Bare Bones, Bare Square, Diagramless, DIY Crossword, Gridstart, Ingrid
A puzzle called Skeleton Crossword appeared first in the 'Daily Express' in June 1924. It looks rather forbidding, a puzzle to frighten or flummox the uninitiated. The solver is confronted with a set of crossword-style clues, but no immediately obvious place to write the answers, because the grid is virtually bereft of black squares and clue numbers. To make things even more difficult, the clues are devoid of letter-counts; in other words, the lengths of the solutions are not given. If an answer is hyphenated, or consists of more than one word, the solver may be given a warning after the clue (hyphenated) or (three words).
The key to solving a skeleton is to grasp the central idea, that crossword grids are symmetrical. This means that the few black squares and grid numbers that are given represent clues to the positions of others. Exactly how much help these starters provide depends on the type of symmetry employed in the design of the grid.
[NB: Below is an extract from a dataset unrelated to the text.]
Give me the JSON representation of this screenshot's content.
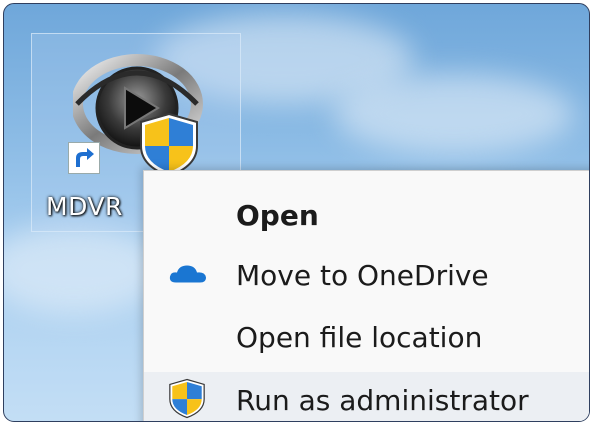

Most crossword grids use central or rotational symmetry, but this is not what comes to most people's mind when the idea of symmetry is put forward. Knowing this to be the case, compilers often work with grids that have a fully symmetrical design. With a fully symmetrical grid, a single black starter square usually hints at the position of three or seven other black squares (the exact number will depend on whether or not the black square in question lies on an axis). It is not uncommon for other symmetries to be employed. You may be surprised to learn there are eight, in total. For more information on symmetry, download the further details file on this page. Note that other types of symmetry do not assist the solver quite as much as a fully symmetrical grid. From a compiler's point of view, a fully symmetrical grid is less interesting than a grid with central symmetry, because it tends to mean more words of a particular word length or, put another way, less variation in word length.
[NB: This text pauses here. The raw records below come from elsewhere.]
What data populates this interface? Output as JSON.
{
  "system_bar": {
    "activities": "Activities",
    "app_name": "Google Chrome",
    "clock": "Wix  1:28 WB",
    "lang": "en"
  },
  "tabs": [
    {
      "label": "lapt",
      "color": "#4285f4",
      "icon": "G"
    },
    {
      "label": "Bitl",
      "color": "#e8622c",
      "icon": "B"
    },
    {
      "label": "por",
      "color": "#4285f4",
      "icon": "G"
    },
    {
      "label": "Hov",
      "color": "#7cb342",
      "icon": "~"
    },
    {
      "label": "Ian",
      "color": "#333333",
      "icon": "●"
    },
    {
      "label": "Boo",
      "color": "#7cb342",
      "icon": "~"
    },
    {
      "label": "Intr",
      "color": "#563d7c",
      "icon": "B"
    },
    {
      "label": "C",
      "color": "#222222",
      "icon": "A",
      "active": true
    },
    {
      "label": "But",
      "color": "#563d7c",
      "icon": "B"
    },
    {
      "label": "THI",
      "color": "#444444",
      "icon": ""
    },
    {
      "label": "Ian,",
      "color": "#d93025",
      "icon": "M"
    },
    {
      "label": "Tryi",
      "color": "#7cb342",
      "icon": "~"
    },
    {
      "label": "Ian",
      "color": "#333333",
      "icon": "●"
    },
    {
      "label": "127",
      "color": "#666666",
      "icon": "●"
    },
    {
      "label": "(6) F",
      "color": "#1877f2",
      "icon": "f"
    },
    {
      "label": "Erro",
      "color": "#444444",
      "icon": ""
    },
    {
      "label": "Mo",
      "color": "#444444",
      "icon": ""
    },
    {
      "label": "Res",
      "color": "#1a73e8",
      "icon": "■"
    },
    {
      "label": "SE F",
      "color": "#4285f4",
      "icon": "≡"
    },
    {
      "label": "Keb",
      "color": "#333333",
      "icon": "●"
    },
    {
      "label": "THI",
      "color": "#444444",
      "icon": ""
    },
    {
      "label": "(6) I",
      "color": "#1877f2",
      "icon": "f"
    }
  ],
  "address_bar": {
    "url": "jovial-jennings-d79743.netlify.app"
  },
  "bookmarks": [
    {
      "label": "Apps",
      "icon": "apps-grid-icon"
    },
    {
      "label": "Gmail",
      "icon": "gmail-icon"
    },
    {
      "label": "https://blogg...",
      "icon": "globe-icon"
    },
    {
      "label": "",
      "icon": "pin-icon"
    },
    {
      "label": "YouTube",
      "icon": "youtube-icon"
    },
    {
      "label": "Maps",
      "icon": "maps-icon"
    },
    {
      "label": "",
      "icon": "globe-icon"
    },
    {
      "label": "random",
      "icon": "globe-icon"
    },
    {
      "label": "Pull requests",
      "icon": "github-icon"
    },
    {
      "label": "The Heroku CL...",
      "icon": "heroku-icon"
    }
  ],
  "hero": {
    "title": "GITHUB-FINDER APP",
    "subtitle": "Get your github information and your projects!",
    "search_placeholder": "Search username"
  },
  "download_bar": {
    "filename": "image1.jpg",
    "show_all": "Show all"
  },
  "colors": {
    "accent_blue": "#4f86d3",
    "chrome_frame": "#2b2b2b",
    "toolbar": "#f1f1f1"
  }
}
The pre-set clue numbers can be a great help in determining the position of further black squares. For instance, if the solver notices that a number in the middle area of the grid refers to an Across clue, then the square to the left of that number must be black. In the same way, if the number refers to a Down clue, the square immediately above it must be black.
If the solver is able to enter an answer, the answer is likely to provide a clue to further black squares – the square immediately following the last letter of the answer will be black (unless the answer runs to the edge of the grid).
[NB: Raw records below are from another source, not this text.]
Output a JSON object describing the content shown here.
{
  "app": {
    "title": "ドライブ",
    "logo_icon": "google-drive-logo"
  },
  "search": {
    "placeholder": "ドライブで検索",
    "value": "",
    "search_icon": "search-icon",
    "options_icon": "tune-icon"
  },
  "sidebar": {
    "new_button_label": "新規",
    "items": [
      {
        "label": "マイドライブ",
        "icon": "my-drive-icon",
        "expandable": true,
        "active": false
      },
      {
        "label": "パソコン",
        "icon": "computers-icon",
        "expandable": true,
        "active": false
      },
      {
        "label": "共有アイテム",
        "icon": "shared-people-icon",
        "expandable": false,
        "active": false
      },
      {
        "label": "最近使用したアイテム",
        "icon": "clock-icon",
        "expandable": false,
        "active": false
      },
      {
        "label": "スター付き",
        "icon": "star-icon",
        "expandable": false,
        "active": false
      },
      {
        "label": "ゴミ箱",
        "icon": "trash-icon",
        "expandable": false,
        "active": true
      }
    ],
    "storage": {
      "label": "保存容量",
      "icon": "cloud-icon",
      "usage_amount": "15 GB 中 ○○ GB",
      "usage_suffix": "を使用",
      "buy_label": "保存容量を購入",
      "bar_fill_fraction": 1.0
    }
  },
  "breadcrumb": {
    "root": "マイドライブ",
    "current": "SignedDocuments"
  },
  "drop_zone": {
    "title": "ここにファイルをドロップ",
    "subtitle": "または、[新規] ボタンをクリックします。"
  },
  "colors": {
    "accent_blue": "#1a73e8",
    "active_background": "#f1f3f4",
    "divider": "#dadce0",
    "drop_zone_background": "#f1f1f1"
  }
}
The clues for a skeleton crossword are usually straightforward, but any kind of clue can be used. Similarly, many crossword variants can be adapted to work with the skeleton principle – it provides an extra ingredient that can make puzzles more interesting, or more challenging, depending on your point of view.